Items from a dataset:
══════════════════════════════
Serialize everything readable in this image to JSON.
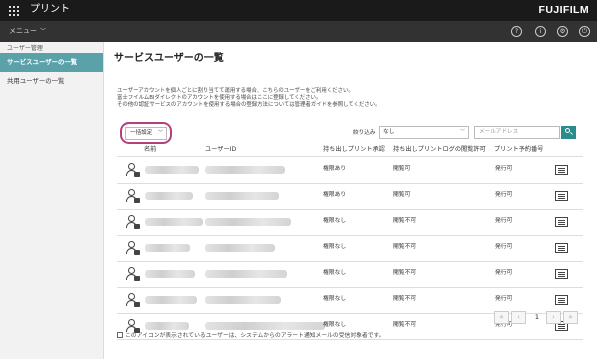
{
  "app": {
    "title": "プリント",
    "brand": "FUJIFILM"
  },
  "menubar": {
    "label": "メニュー",
    "icons": [
      "help-icon",
      "info-icon",
      "gear-icon",
      "power-icon"
    ]
  },
  "sidebar": {
    "section_label": "ユーザー管理",
    "items": [
      {
        "label": "サービスユーザーの一覧",
        "active": true
      },
      {
        "label": "共用ユーザーの一覧",
        "active": false
      }
    ]
  },
  "main": {
    "title": "サービスユーザーの一覧",
    "description": [
      "ユーザーアカウントを個人ごとに割り当てて運用する場合、こちらのユーザーをご利用ください。",
      "富士フイルムBIダイレクトのアカウントを使用する場合はここに登録してください。",
      "その他の認証サービスのアカウントを使用する場合の登録方法については管理者ガイドを参照してください。"
    ],
    "bulk_button": "一括設定",
    "filter": {
      "label": "絞り込み",
      "selected": "なし",
      "search_placeholder": "メールアドレス"
    },
    "columns": [
      "名前",
      "ユーザーID",
      "持ち出しプリント承認",
      "持ち出しプリントログの閲覧許可",
      "プリント予約番号"
    ],
    "rows": [
      {
        "approval": "権限あり",
        "log": "閲覧可",
        "reservation": "発行可"
      },
      {
        "approval": "権限あり",
        "log": "閲覧可",
        "reservation": "発行可"
      },
      {
        "approval": "権限なし",
        "log": "閲覧不可",
        "reservation": "発行可"
      },
      {
        "approval": "権限なし",
        "log": "閲覧不可",
        "reservation": "発行可"
      },
      {
        "approval": "権限なし",
        "log": "閲覧不可",
        "reservation": "発行可"
      },
      {
        "approval": "権限なし",
        "log": "閲覧不可",
        "reservation": "発行可"
      },
      {
        "approval": "権限なし",
        "log": "閲覧不可",
        "reservation": "発行可"
      }
    ],
    "pagination": {
      "current": "1"
    },
    "footnote": "このアイコンが表示されているユーザーは、システムからのアラート通知メールの受信対象者です。"
  },
  "colors": {
    "topbar": "#1a1a1a",
    "menubar": "#323232",
    "sidebar_active": "#5aa1a9",
    "search_button": "#2b8c8c",
    "highlight": "#b5417a"
  }
}
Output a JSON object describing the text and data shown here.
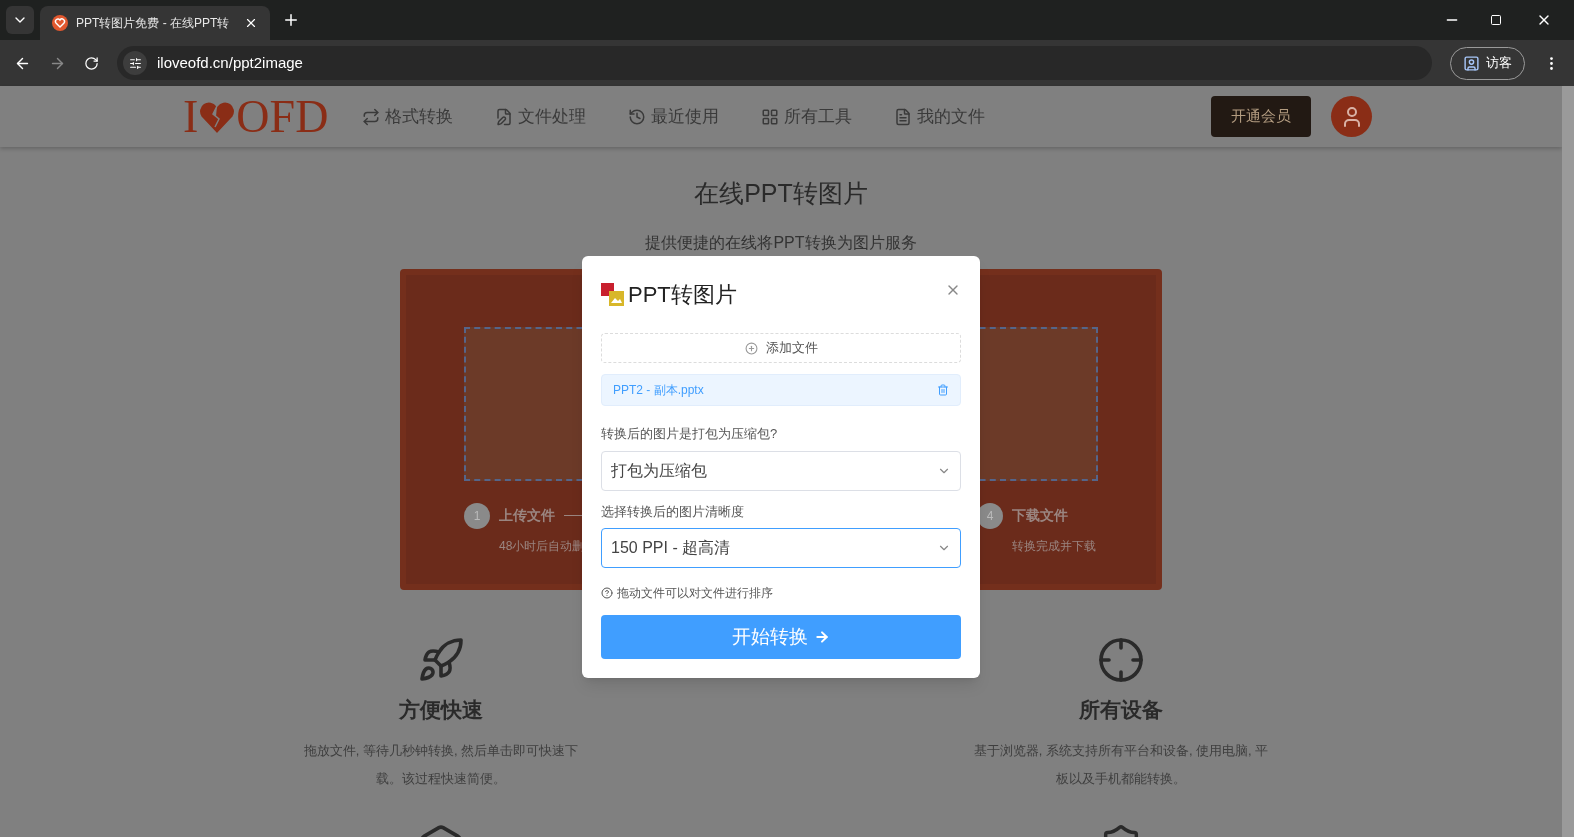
{
  "browser": {
    "tabs": [
      {
        "title": "PPT转图片免费 - 在线PPT转",
        "selected": true
      }
    ],
    "url": "iloveofd.cn/ppt2image",
    "profile_label": "访客"
  },
  "header": {
    "logo_left": "I",
    "logo_right": "OFD",
    "nav": [
      {
        "label": "格式转换",
        "kind": "convert"
      },
      {
        "label": "文件处理",
        "kind": "edit"
      },
      {
        "label": "最近使用",
        "kind": "recent"
      },
      {
        "label": "所有工具",
        "kind": "grid"
      },
      {
        "label": "我的文件",
        "kind": "file"
      }
    ],
    "member_button": "开通会员"
  },
  "hero": {
    "title": "在线PPT转图片",
    "subtitle": "提供便捷的在线将PPT转换为图片服务",
    "steps": [
      {
        "number": "1",
        "title": "上传文件",
        "note": "48小时后自动删"
      },
      {
        "number": "4",
        "title": "下载文件",
        "note": "转换完成并下载"
      }
    ]
  },
  "features": [
    {
      "kind": "rocket",
      "title": "方便快速",
      "text": "拖放文件, 等待几秒钟转换, 然后单击即可快速下载。该过程快速简便。"
    },
    {
      "kind": "target",
      "title": "所有设备",
      "text": "基于浏览器, 系统支持所有平台和设备, 使用电脑, 平板以及手机都能转换。"
    }
  ],
  "dialog": {
    "title": "PPT转图片",
    "add_file_button": "添加文件",
    "files": [
      {
        "name": "PPT2 - 副本.pptx"
      }
    ],
    "fields": [
      {
        "label": "转换后的图片是打包为压缩包?",
        "value": "打包为压缩包",
        "focused": false
      },
      {
        "label": "选择转换后的图片清晰度",
        "value": "150 PPI - 超高清",
        "focused": true
      }
    ],
    "hint": "拖动文件可以对文件进行排序",
    "submit_button": "开始转换"
  }
}
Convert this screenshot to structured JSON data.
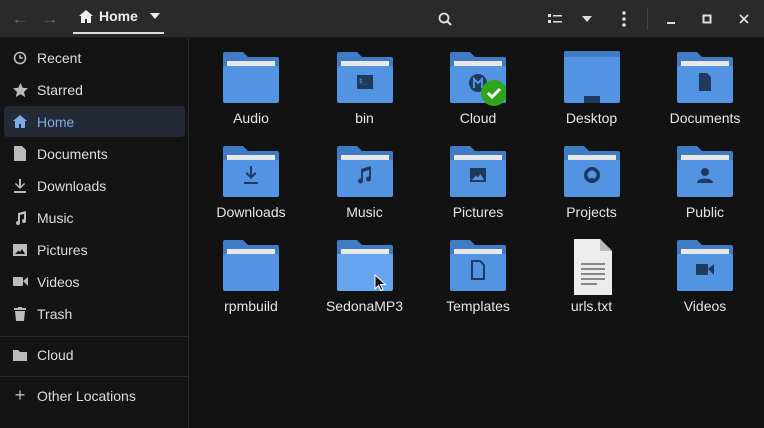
{
  "header": {
    "path_label": "Home",
    "back": "back",
    "forward": "forward"
  },
  "sidebar": {
    "items": [
      {
        "label": "Recent",
        "icon": "clock-icon"
      },
      {
        "label": "Starred",
        "icon": "star-icon"
      },
      {
        "label": "Home",
        "icon": "home-icon",
        "selected": true
      },
      {
        "label": "Documents",
        "icon": "document-icon"
      },
      {
        "label": "Downloads",
        "icon": "download-icon"
      },
      {
        "label": "Music",
        "icon": "music-icon"
      },
      {
        "label": "Pictures",
        "icon": "picture-icon"
      },
      {
        "label": "Videos",
        "icon": "video-icon"
      },
      {
        "label": "Trash",
        "icon": "trash-icon"
      }
    ],
    "cloud": "Cloud",
    "other": "Other Locations"
  },
  "files": [
    {
      "name": "Audio",
      "glyph": "none"
    },
    {
      "name": "bin",
      "glyph": "terminal"
    },
    {
      "name": "Cloud",
      "glyph": "cloud"
    },
    {
      "name": "Desktop",
      "glyph": "desktop"
    },
    {
      "name": "Documents",
      "glyph": "doc"
    },
    {
      "name": "Downloads",
      "glyph": "download"
    },
    {
      "name": "Music",
      "glyph": "music"
    },
    {
      "name": "Pictures",
      "glyph": "picture"
    },
    {
      "name": "Projects",
      "glyph": "github"
    },
    {
      "name": "Public",
      "glyph": "user"
    },
    {
      "name": "rpmbuild",
      "glyph": "none"
    },
    {
      "name": "SedonaMP3",
      "glyph": "hover"
    },
    {
      "name": "Templates",
      "glyph": "template"
    },
    {
      "name": "urls.txt",
      "glyph": "textfile"
    },
    {
      "name": "Videos",
      "glyph": "video"
    }
  ],
  "colors": {
    "folder_back": "#3f7cc4",
    "folder_front": "#5294e2",
    "glyph": "#1e3a5f",
    "selected_text": "#7eaaea"
  }
}
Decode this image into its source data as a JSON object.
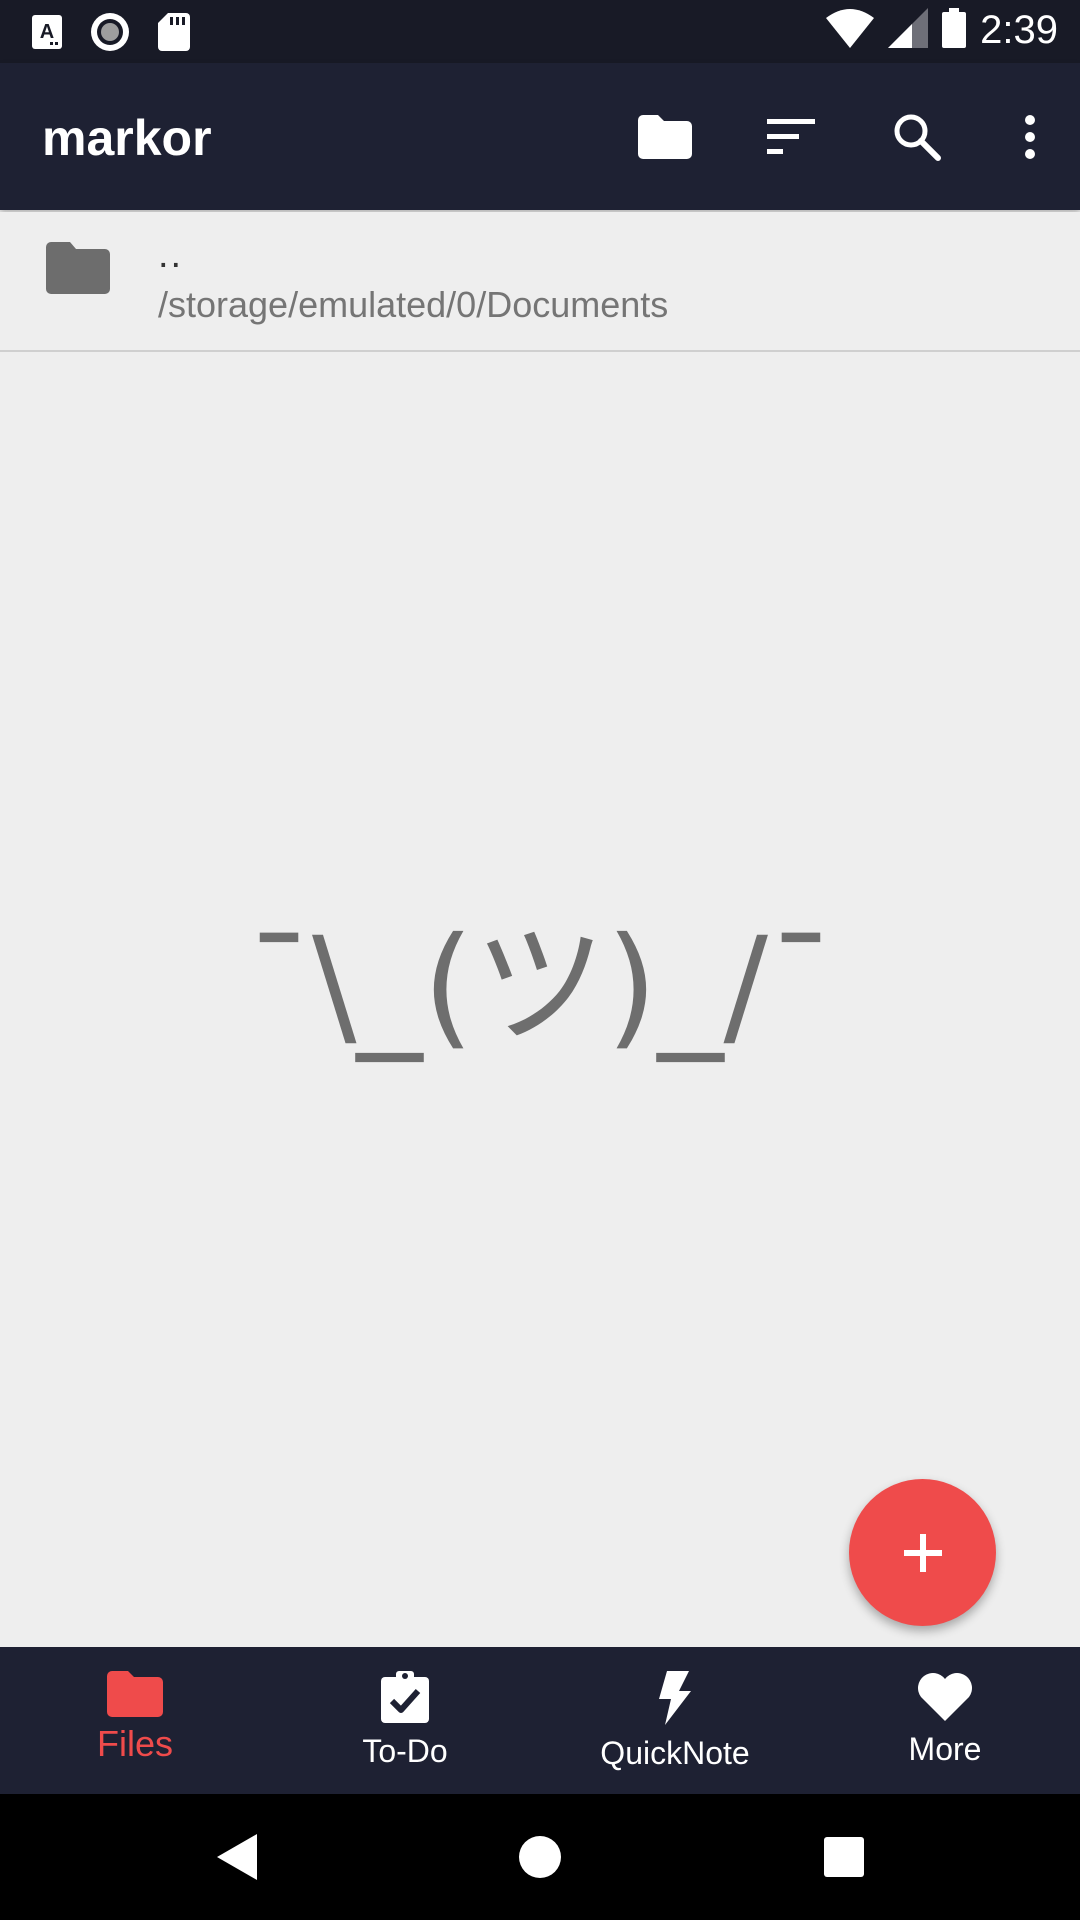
{
  "status_bar": {
    "time": "2:39",
    "left_icons": [
      "a-letter-icon",
      "record-icon",
      "sd-card-icon"
    ],
    "right_icons": [
      "wifi-icon",
      "cell-signal-icon",
      "battery-icon"
    ]
  },
  "app_bar": {
    "title": "markor",
    "actions": [
      "folder-icon",
      "sort-icon",
      "search-icon",
      "more-vert-icon"
    ]
  },
  "file_list": {
    "parent_item": {
      "name": "..",
      "path": "/storage/emulated/0/Documents"
    }
  },
  "empty_state": {
    "text": "¯\\_(ツ)_/¯"
  },
  "fab": {
    "icon": "plus-icon"
  },
  "bottom_nav": {
    "items": [
      {
        "label": "Files",
        "icon": "folder-icon",
        "active": true
      },
      {
        "label": "To-Do",
        "icon": "clipboard-check-icon",
        "active": false
      },
      {
        "label": "QuickNote",
        "icon": "bolt-icon",
        "active": false
      },
      {
        "label": "More",
        "icon": "heart-icon",
        "active": false
      }
    ]
  },
  "colors": {
    "app_bar": "#1e2133",
    "status_bar": "#181a26",
    "accent": "#ef4b4b",
    "background": "#eeeeee"
  }
}
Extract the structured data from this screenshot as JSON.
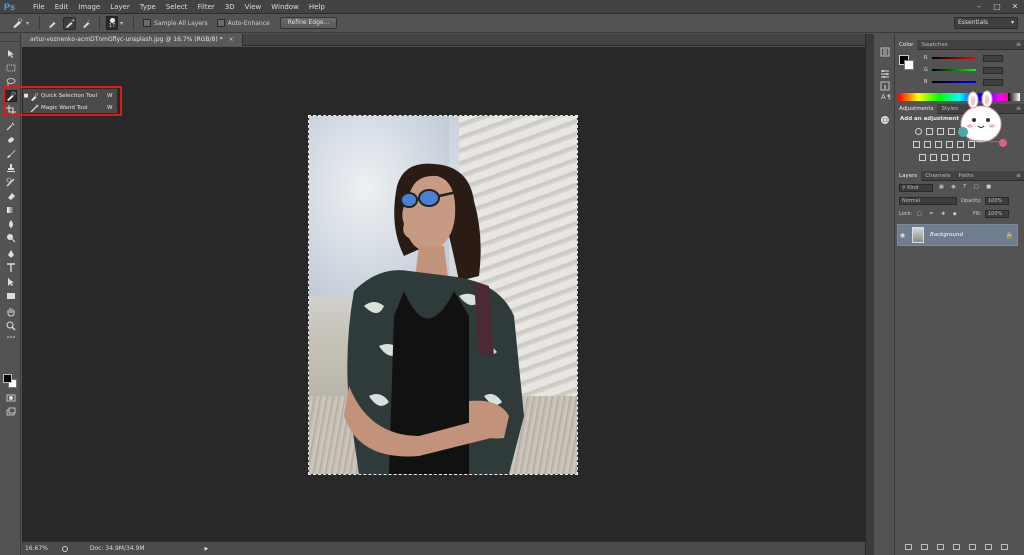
{
  "app": {
    "logo": "Ps"
  },
  "menu": [
    "File",
    "Edit",
    "Image",
    "Layer",
    "Type",
    "Select",
    "Filter",
    "3D",
    "View",
    "Window",
    "Help"
  ],
  "options_bar": {
    "brush_size": "17",
    "sample_all_layers": "Sample All Layers",
    "auto_enhance": "Auto-Enhance",
    "refine_edge": "Refine Edge...",
    "workspace": "Essentials"
  },
  "document": {
    "tab_title": "artur-voznenko-acmDTnmGflyc-unsplash.jpg @ 16.7% (RGB/8) *",
    "zoom": "16.67%",
    "doc_size": "Doc: 34.9M/34.9M"
  },
  "tool_flyout": {
    "items": [
      {
        "label": "Quick Selection Tool",
        "shortcut": "W",
        "selected": true
      },
      {
        "label": "Magic Wand Tool",
        "shortcut": "W",
        "selected": false
      }
    ]
  },
  "panels": {
    "color_tabs": [
      "Color",
      "Swatches"
    ],
    "color_channels": [
      "R",
      "G",
      "B"
    ],
    "adjust_tabs": [
      "Adjustments",
      "Styles"
    ],
    "adjust_title": "Add an adjustment",
    "layers_tabs": [
      "Layers",
      "Channels",
      "Paths"
    ],
    "layers": {
      "kind": "Kind",
      "blend_mode": "Normal",
      "opacity_label": "Opacity:",
      "opacity": "100%",
      "lock_label": "Lock:",
      "fill_label": "Fill:",
      "fill": "100%",
      "items": [
        {
          "name": "Background",
          "locked": true,
          "visible": true
        }
      ]
    }
  },
  "colors": {
    "accent_highlight": "#e01818",
    "selected_layer": "#6f7d8f",
    "canvas_bg": "#282828",
    "ui_bg": "#535353"
  }
}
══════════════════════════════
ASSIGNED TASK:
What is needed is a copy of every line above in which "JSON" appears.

SOLUTION TO THIS PROBLEM:
Serialize everything readable in this image to JSON.
Output a JSON object describing the text and data shown here.
Convert this screenshot to structured JSON data.
Decode this image into its source data as a JSON object.
Extract the structured data from this screenshot as JSON.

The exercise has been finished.